Studies have found that not only is it possible to overspend with the microtransaction model but that overspending is the trend. MMOs which incorporate microtransactions have been found to generate more revenue per customer than those with monthly subscriptions (Carless, 2006). So clearly, while it is convenient to be able to purchase special in-game items such as swords or armour for small amounts of money, the innocuous nature of these transactions belies the danger inherent to this system.
So far I’ve given microtransactions a lot of negative press. Are there any positives to be taken from what could conceivably be the future of online gaming? Choice is the standout answer to this question. It is the flipside to the problems discussed in the previous paragraph, and, whilst both outcomes are simultaneously possible, a little care and prudence on the part of the gamer will put them in good stead to benefit from the options micropayments provide. For the first time it will be possible to choose precisely how much or little you spend on a game, depending on how seriously you intend to play it. Do you only play occasionally, at weekends perhaps? Now you can choose to spend a third of what a retail game would previously have cost you, reflecting the limited amount of time you have to invest. Alternatively, are you someone who would like to compete with the best in the world, playing games for hours each day? Pay a little more to enjoy the game to its fullest and equip yourself with all the tools you need to succeed. If microtransactions are to work for gamers in this way, then they must strive to keep accurate records of their in-game spending.
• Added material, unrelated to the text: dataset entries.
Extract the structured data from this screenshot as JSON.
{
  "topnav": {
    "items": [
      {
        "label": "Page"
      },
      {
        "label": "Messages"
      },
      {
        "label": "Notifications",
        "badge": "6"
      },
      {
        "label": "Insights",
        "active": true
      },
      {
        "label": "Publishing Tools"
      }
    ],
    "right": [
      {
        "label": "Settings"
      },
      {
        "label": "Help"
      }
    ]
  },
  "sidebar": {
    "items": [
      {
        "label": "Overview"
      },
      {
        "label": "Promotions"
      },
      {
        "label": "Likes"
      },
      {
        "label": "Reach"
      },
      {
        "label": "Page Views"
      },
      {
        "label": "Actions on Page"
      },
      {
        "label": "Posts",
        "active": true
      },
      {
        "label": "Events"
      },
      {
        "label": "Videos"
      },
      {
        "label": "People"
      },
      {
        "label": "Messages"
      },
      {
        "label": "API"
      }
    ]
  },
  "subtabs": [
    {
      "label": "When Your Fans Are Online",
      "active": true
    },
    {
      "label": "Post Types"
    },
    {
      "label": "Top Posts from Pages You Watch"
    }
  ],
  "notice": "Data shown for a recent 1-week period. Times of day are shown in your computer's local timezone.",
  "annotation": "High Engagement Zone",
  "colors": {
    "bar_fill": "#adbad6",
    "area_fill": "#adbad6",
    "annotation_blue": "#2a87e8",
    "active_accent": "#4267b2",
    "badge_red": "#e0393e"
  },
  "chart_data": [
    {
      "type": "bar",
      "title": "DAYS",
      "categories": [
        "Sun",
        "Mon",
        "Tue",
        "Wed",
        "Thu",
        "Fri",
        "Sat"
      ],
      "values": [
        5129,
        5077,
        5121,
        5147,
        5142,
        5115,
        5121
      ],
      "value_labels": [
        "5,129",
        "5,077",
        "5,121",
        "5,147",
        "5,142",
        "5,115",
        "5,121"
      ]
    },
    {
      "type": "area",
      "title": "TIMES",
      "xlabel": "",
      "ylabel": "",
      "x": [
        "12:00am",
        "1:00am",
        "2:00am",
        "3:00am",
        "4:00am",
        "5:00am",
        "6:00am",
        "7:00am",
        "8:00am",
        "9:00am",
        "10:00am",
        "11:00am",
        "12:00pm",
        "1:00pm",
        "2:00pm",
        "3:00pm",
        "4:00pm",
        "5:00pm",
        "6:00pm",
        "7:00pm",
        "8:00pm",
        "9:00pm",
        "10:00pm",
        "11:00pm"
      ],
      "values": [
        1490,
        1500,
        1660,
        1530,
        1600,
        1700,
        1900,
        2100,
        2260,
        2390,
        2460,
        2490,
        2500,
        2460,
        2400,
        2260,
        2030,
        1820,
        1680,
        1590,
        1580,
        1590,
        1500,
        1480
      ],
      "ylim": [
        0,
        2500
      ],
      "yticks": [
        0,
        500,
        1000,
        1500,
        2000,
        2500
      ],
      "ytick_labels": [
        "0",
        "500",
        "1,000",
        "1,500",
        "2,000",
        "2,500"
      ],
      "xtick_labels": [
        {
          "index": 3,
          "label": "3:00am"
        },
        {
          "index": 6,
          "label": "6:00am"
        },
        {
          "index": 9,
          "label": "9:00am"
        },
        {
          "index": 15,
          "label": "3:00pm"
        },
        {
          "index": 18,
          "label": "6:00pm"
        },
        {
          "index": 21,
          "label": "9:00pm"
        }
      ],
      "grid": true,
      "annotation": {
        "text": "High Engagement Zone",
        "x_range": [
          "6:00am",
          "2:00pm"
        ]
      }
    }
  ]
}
Achieving this would seriously empower the gamer with real choice.
There are many more points to be made about this fascinating topic, but three articles could easily be filled given the number of ideas to discuss. With this article I sought to draw together disparate concerns and lines of thinking on the matter in order to examine them more closely. Whether microtransactions do indeed take off in the West as they have done in Asia remains to be seen, though it seems likely that they will become more commonplace given their successes so far. They can definitely bring something positive to the table, provided that gamers are aware of the risks and spend their money carefully. In order for them not to be regarded as a malevolent evil, micropayments should be incorporated sparingly and tastefully. As soon as developers and publishers start to get greedy, overpricing in-game assets for example, opinions will quickly turn sour. Whatever your views on them may be, you must concede that they have the power to change gaming, for better or for worse. South Korea is leading the way into a brave new world and we in the West are just, tentatively perhaps, beginning to follow.References
Carless, S. (2006, November 21). Exclusive: How Microtransactions Rule Korea. Retrieved September 3, 2008, from Gamasutra: http://www.gamasutra.com/php-bin/news_i ... tory=11747
Koster, R. (2006, November 24). Are microtransactions actually the future? Retrieved September 7, 2008, from Raph Koster's Website: http://www.raphkoster.com/2006/11/24/ar ... he-future/
Smith, G. (2007, April 6). Microtransactions in Games. Retrieved September 3, 2008, from Blogcritics Magazine: http://blogcritics.org/archives/2007/04/06/124651.php
Smith, L. (2006, September 20). Gran Turismo HD: Two Versions, Tons Microtransactions. Retrieved September 7, 2008, from 1UP.com: http://www.1up.com/do/newsStory?cId=3153775
All comments and feedback welcome. Thank you.